§ What the task asks:
Whenever the string "xlsx" turns up in a line below, that line should be copied.

§ Material for the task:
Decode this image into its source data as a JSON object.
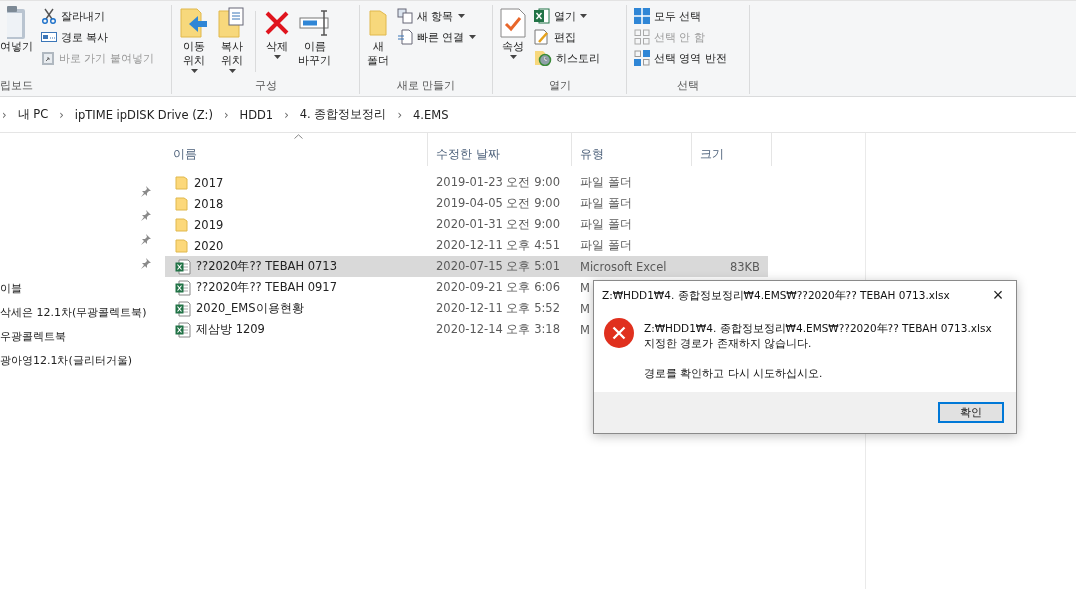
{
  "ribbon": {
    "groups": [
      {
        "label": "립보드",
        "large": [
          {
            "lines": [
              "여넣기"
            ],
            "dropdown": false,
            "disabled": false
          }
        ],
        "small": [
          {
            "label": "잘라내기",
            "dropdown": false,
            "disabled": false
          },
          {
            "label": "경로 복사",
            "dropdown": false,
            "disabled": false
          },
          {
            "label": "바로 가기 붙여넣기",
            "dropdown": false,
            "disabled": true
          }
        ]
      },
      {
        "label": "구성",
        "large": [
          {
            "lines": [
              "이동",
              "위치"
            ],
            "dropdown": true,
            "disabled": false
          },
          {
            "lines": [
              "복사",
              "위치"
            ],
            "dropdown": true,
            "disabled": false
          },
          {
            "lines": [
              "삭제"
            ],
            "dropdown": true,
            "disabled": false
          },
          {
            "lines": [
              "이름",
              "바꾸기"
            ],
            "dropdown": false,
            "disabled": false
          }
        ]
      },
      {
        "label": "새로 만들기",
        "large": [
          {
            "lines": [
              "새",
              "폴더"
            ],
            "dropdown": false,
            "disabled": false
          }
        ],
        "small": [
          {
            "label": "새 항목",
            "dropdown": true,
            "disabled": false
          },
          {
            "label": "빠른 연결",
            "dropdown": true,
            "disabled": false
          }
        ]
      },
      {
        "label": "열기",
        "large": [
          {
            "lines": [
              "속성"
            ],
            "dropdown": true,
            "disabled": false
          }
        ],
        "small": [
          {
            "label": "열기",
            "dropdown": true,
            "disabled": false
          },
          {
            "label": "편집",
            "dropdown": false,
            "disabled": false
          },
          {
            "label": "히스토리",
            "dropdown": false,
            "disabled": false
          }
        ]
      },
      {
        "label": "선택",
        "small": [
          {
            "label": "모두 선택",
            "dropdown": false,
            "disabled": false
          },
          {
            "label": "선택 안 함",
            "dropdown": false,
            "disabled": true
          },
          {
            "label": "선택 영역 반전",
            "dropdown": false,
            "disabled": false
          }
        ]
      }
    ]
  },
  "address_bar": {
    "crumbs": [
      "내 PC",
      "ipTIME ipDISK Drive (Z:)",
      "HDD1",
      "4. 종합정보정리",
      "4.EMS"
    ],
    "separator": "›"
  },
  "navigation": {
    "items": [
      {
        "pinned": true
      },
      {
        "pinned": true
      },
      {
        "pinned": true
      },
      {
        "pinned": true
      },
      {
        "label": "이블",
        "pinned": false
      },
      {
        "label": "삭세은 12.1차(무광콜렉트북)",
        "pinned": false
      },
      {
        "label": "우광콜렉트북",
        "pinned": false
      },
      {
        "label": "광아영12.1차(글리터거울)",
        "pinned": false
      }
    ]
  },
  "file_list": {
    "columns": [
      "이름",
      "수정한 날짜",
      "유형",
      "크기"
    ],
    "rows": [
      {
        "kind": "folder",
        "name": "2017",
        "modified": "2019-01-23 오전 9:00",
        "type": "파일 폴더",
        "selected": false
      },
      {
        "kind": "folder",
        "name": "2018",
        "modified": "2019-04-05 오전 9:00",
        "type": "파일 폴더",
        "selected": false
      },
      {
        "kind": "folder",
        "name": "2019",
        "modified": "2020-01-31 오전 9:00",
        "type": "파일 폴더",
        "selected": false
      },
      {
        "kind": "folder",
        "name": "2020",
        "modified": "2020-12-11 오후 4:51",
        "type": "파일 폴더",
        "selected": false
      },
      {
        "kind": "excel",
        "name": "??2020年?? TEBAH 0713",
        "modified": "2020-07-15 오후 5:01",
        "type": "Microsoft Excel",
        "size": "83KB",
        "selected": true
      },
      {
        "kind": "excel",
        "name": "??2020年?? TEBAH 0917",
        "modified": "2020-09-21 오후 6:06",
        "type": "M",
        "selected": false
      },
      {
        "kind": "excel",
        "name": "2020_EMS이용현황",
        "modified": "2020-12-11 오후 5:52",
        "type": "M",
        "selected": false
      },
      {
        "kind": "excel",
        "name": "제삼방 1209",
        "modified": "2020-12-14 오후 3:18",
        "type": "M",
        "selected": false
      }
    ]
  },
  "dialog": {
    "title": "Z:₩HDD1₩4. 종합정보정리₩4.EMS₩??2020年?? TEBAH 0713.xlsx",
    "close": "×",
    "message": [
      "Z:₩HDD1₩4. 종합정보정리₩4.EMS₩??2020年?? TEBAH 0713.xlsx",
      "지정한 경로가 존재하지 않습니다."
    ],
    "hint": "경로를 확인하고 다시 시도하십시오.",
    "buttons": [
      {
        "label": "확인",
        "default": true
      }
    ]
  }
}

§ Task output:
    "title": "Z:₩HDD1₩4. 종합정보정리₩4.EMS₩??2020年?? TEBAH 0713.xlsx",
      "Z:₩HDD1₩4. 종합정보정리₩4.EMS₩??2020年?? TEBAH 0713.xlsx",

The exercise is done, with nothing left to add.